The ratings agency lowered Greece's long-term foreign and local currency issuer default ratings to "CCC" from "B." The issue ratings on Greece's senior unsecured foreign and local currency bonds were also downgraded to "CCC" from "B," and the short-term foreign currency IDR were lowered to "C" from "B." The country ceiling was revised to "B-" from "BB," Fitch said.
The downgrade was an out-of-cycle move for Fitch, which means that it came out earlier than the next scheduled review.
"The next scheduled review date for Fitch's sovereign rating on Greece is 15 May 2015, but Fitch believes that developments in Greece warrant such a deviation from the calendar," the firm said in a news release.
Fitch cited several key ratings drivers in its downgrade, including the fact that "lack of market access, uncertain prospects of timely disbursement from official institutions and tight liquidity conditions in the domestic banking sector have put extreme pressure on Greek government funding."
Fitch also "significantly" revised its growth forecast for Greece down to 0.5 percent for this year, from a 1.5 percent forecast in January 2015 and 2.5 percent in December 2014.

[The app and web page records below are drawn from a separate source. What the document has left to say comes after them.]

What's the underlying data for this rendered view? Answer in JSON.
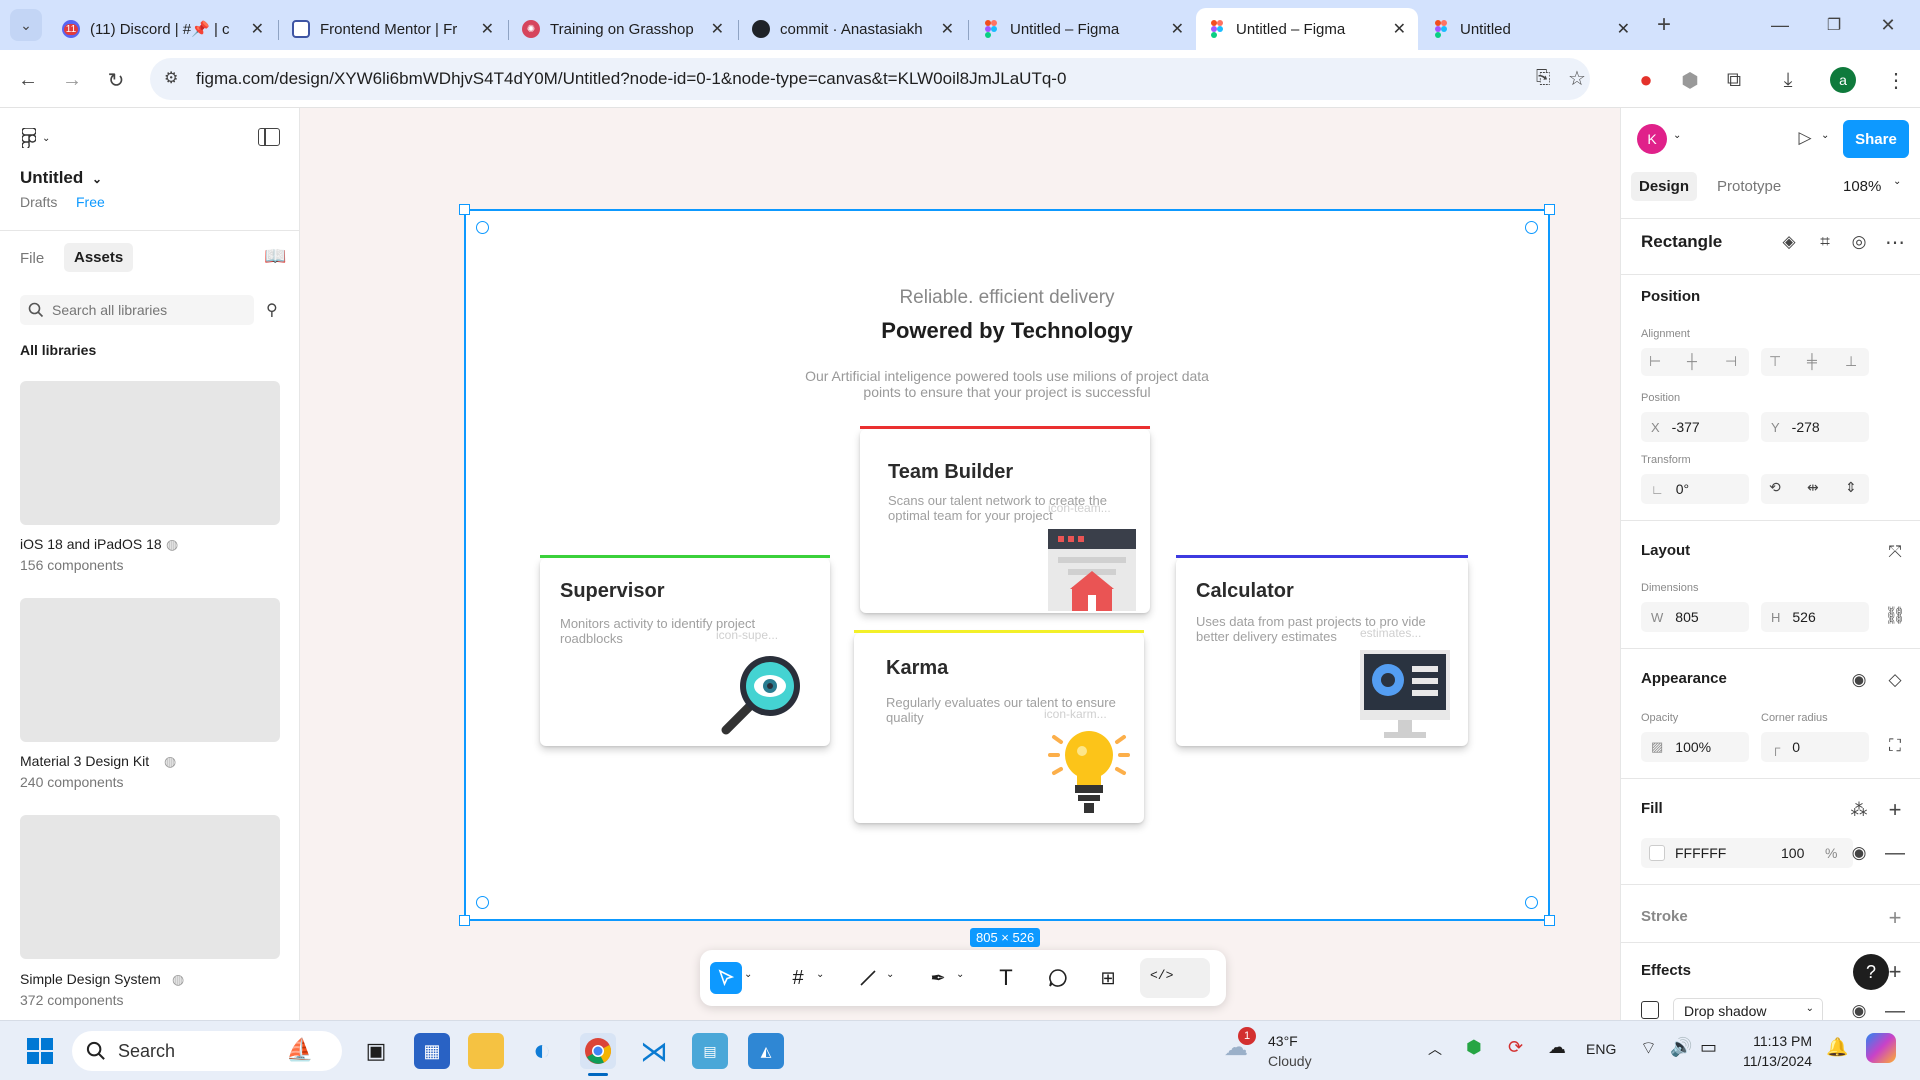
{
  "browser": {
    "tabs": [
      {
        "title": "(11) Discord | #📌 | c",
        "badge": "11",
        "favicon_color": "#5865f2"
      },
      {
        "title": "Frontend Mentor | Fr",
        "favicon_color": "#3e54a3"
      },
      {
        "title": "Training on Grasshop",
        "favicon_color": "#d6455d"
      },
      {
        "title": "commit · Anastasiakh",
        "favicon_color": "#1f2328"
      },
      {
        "title": "Untitled – Figma",
        "favicon_color": "#f24e1e"
      },
      {
        "title": "Untitled – Figma",
        "favicon_color": "#f24e1e",
        "active": true
      },
      {
        "title": "Untitled",
        "favicon_color": "#f24e1e"
      }
    ],
    "url": "figma.com/design/XYW6li6bmWDhjvS4T4dY0M/Untitled?node-id=0-1&node-type=canvas&t=KLW0oil8JmJLaUTq-0",
    "profile_initial": "a"
  },
  "figma": {
    "file": {
      "name": "Untitled",
      "location": "Drafts",
      "plan": "Free"
    },
    "left_tabs": [
      "File",
      "Assets"
    ],
    "search_placeholder": "Search all libraries",
    "all_libraries": "All libraries",
    "libraries": [
      {
        "name": "iOS 18 and iPadOS 18",
        "count": "156 components"
      },
      {
        "name": "Material 3 Design Kit",
        "count": "240 components"
      },
      {
        "name": "Simple Design System",
        "count": "372 components"
      }
    ],
    "header": {
      "avatar": "K",
      "share": "Share",
      "tabs": [
        "Design",
        "Prototype"
      ],
      "zoom": "108%"
    },
    "props": {
      "selection": "Rectangle",
      "position_title": "Position",
      "alignment_label": "Alignment",
      "position_label": "Position",
      "x_label": "X",
      "x": "-377",
      "y_label": "Y",
      "y": "-278",
      "transform_label": "Transform",
      "rotation": "0°",
      "layout_title": "Layout",
      "dimensions_label": "Dimensions",
      "w_label": "W",
      "w": "805",
      "h_label": "H",
      "h": "526",
      "appearance_title": "Appearance",
      "opacity_label": "Opacity",
      "opacity": "100%",
      "radius_label": "Corner radius",
      "radius": "0",
      "fill_title": "Fill",
      "fill_hex": "FFFFFF",
      "fill_opacity": "100",
      "fill_pct": "%",
      "stroke_title": "Stroke",
      "effects_title": "Effects",
      "effect_type": "Drop shadow"
    },
    "size_label": "805 × 526"
  },
  "design": {
    "subtitle": "Reliable. efficient delivery",
    "title": "Powered by Technology",
    "desc_line1": "Our Artificial inteligence powered tools use milions of project data",
    "desc_line2": "points to ensure that your project is successful",
    "cards": {
      "team": {
        "title": "Team Builder",
        "desc": "Scans our talent network to create the optimal team for your project",
        "icon_label": "icon-team...",
        "accent": "#ea5454"
      },
      "supervisor": {
        "title": "Supervisor",
        "desc": "Monitors activity to identify project roadblocks",
        "icon_label": "icon-supe...",
        "accent": "#44d3d2"
      },
      "karma": {
        "title": "Karma",
        "desc": "Regularly evaluates our talent to ensure quality",
        "icon_label": "icon-karm...",
        "accent": "#fcaf4a"
      },
      "calculator": {
        "title": "Calculator",
        "desc": "Uses data from past projects to pro vide better delivery estimates",
        "icon_label": "estimates...",
        "accent": "#549ef2"
      }
    }
  },
  "taskbar": {
    "search": "Search",
    "weather_badge": "1",
    "temp": "43°F",
    "condition": "Cloudy",
    "lang": "ENG",
    "time": "11:13 PM",
    "date": "11/13/2024"
  }
}
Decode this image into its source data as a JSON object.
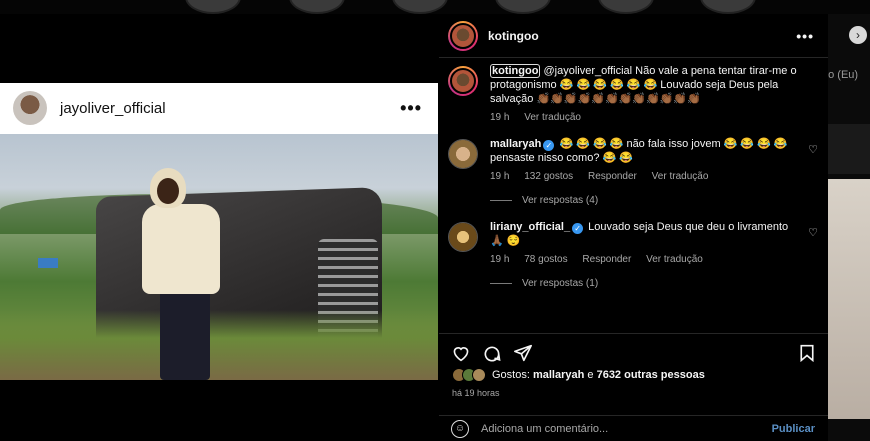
{
  "background": {
    "right_label": "go (Eu)"
  },
  "post_image": {
    "username": "jayoliver_official",
    "more_label": "•••"
  },
  "panel": {
    "username": "kotingoo",
    "more_label": "•••",
    "caption": {
      "user": "kotingoo",
      "text": "@jayoliver_official Não vale a pena tentar tirar-me o protagonismo 😂 😂 😂 😂 😂 😂  Louvado seja Deus pela salvação 👏🏾👏🏾👏🏾👏🏾👏🏾👏🏾👏🏾👏🏾👏🏾👏🏾👏🏾👏🏾",
      "time": "19 h",
      "translate": "Ver tradução"
    },
    "comments": [
      {
        "user": "mallaryah",
        "text": "😂 😂 😂 😂  não fala isso jovem 😂 😂 😂 😂 pensaste nisso como? 😂 😂",
        "time": "19 h",
        "likes": "132 gostos",
        "reply": "Responder",
        "translate": "Ver tradução",
        "view_replies": "Ver respostas (4)"
      },
      {
        "user": "liriany_official_",
        "text": "Louvado seja Deus que deu o livramento 🙏🏾 😌",
        "time": "19 h",
        "likes": "78 gostos",
        "reply": "Responder",
        "translate": "Ver tradução",
        "view_replies": "Ver respostas (1)"
      }
    ],
    "likes_text_prefix": "Gostos: ",
    "likes_user": "mallaryah",
    "likes_conj": " e ",
    "likes_others": "7632 outras pessoas",
    "time_ago": "há 19 horas",
    "comment_placeholder": "Adiciona um comentário...",
    "publish_label": "Publicar"
  },
  "icons": [
    "heart-icon",
    "comment-icon",
    "share-icon",
    "bookmark-icon",
    "emoji-icon",
    "verified-icon",
    "more-icon",
    "chevron-right-icon"
  ]
}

"The damage to investor, consumer and depositor confidence has almost certainly derailed Greece's incipient economic recovery. The damage will take time to repair even if prospects for a successful program completion improve over the coming days or weeks," Fitch said.
Greece has submitted a new list of reforms to its creditors, officials said on Friday.